- **Work instruction**
The full data must be written out exactly, with every line included.

- **Record set**
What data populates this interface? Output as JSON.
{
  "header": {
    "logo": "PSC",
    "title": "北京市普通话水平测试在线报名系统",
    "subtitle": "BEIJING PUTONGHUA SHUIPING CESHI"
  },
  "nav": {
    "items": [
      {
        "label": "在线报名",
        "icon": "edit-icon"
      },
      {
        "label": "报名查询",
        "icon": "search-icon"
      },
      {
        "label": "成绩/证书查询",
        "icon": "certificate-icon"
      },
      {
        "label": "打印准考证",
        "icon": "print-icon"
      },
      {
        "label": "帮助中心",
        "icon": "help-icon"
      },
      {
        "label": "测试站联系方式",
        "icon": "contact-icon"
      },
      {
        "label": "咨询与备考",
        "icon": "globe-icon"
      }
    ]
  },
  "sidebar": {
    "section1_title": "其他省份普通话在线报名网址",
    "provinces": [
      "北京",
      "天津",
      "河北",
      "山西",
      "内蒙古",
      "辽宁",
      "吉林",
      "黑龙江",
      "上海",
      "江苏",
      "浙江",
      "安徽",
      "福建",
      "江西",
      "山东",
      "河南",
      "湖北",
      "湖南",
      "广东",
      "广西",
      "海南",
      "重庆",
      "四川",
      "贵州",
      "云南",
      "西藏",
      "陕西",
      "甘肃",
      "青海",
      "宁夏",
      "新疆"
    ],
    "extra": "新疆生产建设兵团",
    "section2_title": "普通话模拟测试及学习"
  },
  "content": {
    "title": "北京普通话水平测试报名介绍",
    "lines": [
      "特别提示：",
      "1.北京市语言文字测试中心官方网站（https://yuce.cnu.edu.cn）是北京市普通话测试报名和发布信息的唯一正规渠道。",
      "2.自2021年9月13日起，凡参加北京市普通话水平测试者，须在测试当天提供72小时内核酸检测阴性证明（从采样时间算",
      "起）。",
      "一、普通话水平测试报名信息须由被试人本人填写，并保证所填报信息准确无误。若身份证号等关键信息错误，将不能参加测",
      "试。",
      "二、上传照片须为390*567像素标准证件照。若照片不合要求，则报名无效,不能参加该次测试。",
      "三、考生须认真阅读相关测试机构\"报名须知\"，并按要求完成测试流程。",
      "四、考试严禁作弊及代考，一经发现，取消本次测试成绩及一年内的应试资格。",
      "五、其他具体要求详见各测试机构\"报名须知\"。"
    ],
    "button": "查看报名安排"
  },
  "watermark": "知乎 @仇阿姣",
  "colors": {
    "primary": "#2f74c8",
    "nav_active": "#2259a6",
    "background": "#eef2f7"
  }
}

- **Reply**
What data populates this interface? Output as JSON.
{
  "header": {
    "logo": "PSC",
    "title": "北京市普通话水平测试在线报名系统",
    "subtitle": "BEIJING PUTONGHUA SHUIPING CESHI"
  },
  "nav": {
    "items": [
      {
        "label": "在线报名",
        "icon": "edit-icon"
      },
      {
        "label": "报名查询",
        "icon": "search-icon"
      },
      {
        "label": "成绩/证书查询",
        "icon": "certificate-icon"
      },
      {
        "label": "打印准考证",
        "icon": "print-icon"
      },
      {
        "label": "帮助中心",
        "icon": "help-icon"
      },
      {
        "label": "测试站联系方式",
        "icon": "contact-icon"
      },
      {
        "label": "咨询与备考",
        "icon": "globe-icon"
      }
    ]
  },
  "sidebar": {
    "section1_title": "其他省份普通话在线报名网址",
    "provinces": [
      "北京",
      "天津",
      "河北",
      "山西",
      "内蒙古",
      "辽宁",
      "吉林",
      "黑龙江",
      "上海",
      "江苏",
      "浙江",
      "安徽",
      "福建",
      "江西",
      "山东",
      "河南",
      "湖北",
      "湖南",
      "广东",
      "广西",
      "海南",
      "重庆",
      "四川",
      "贵州",
      "云南",
      "西藏",
      "陕西",
      "甘肃",
      "青海",
      "宁夏",
      "新疆"
    ],
    "extra": "新疆生产建设兵团",
    "section2_title": "普通话模拟测试及学习"
  },
  "content": {
    "title": "北京普通话水平测试报名介绍",
    "lines": [
      "特别提示：",
      "1.北京市语言文字测试中心官方网站（https://yuce.cnu.edu.cn）是北京市普通话测试报名和发布信息的唯一正规渠道。",
      "2.自2021年9月13日起，凡参加北京市普通话水平测试者，须在测试当天提供72小时内核酸检测阴性证明（从采样时间算",
      "起）。",
      "一、普通话水平测试报名信息须由被试人本人填写，并保证所填报信息准确无误。若身份证号等关键信息错误，将不能参加测",
      "试。",
      "二、上传照片须为390*567像素标准证件照。若照片不合要求，则报名无效,不能参加该次测试。",
      "三、考生须认真阅读相关测试机构\"报名须知\"，并按要求完成测试流程。",
      "四、考试严禁作弊及代考，一经发现，取消本次测试成绩及一年内的应试资格。",
      "五、其他具体要求详见各测试机构\"报名须知\"。"
    ],
    "button": "查看报名安排"
  },
  "watermark": "知乎 @仇阿姣",
  "colors": {
    "primary": "#2f74c8",
    "nav_active": "#2259a6",
    "background": "#eef2f7"
  }
}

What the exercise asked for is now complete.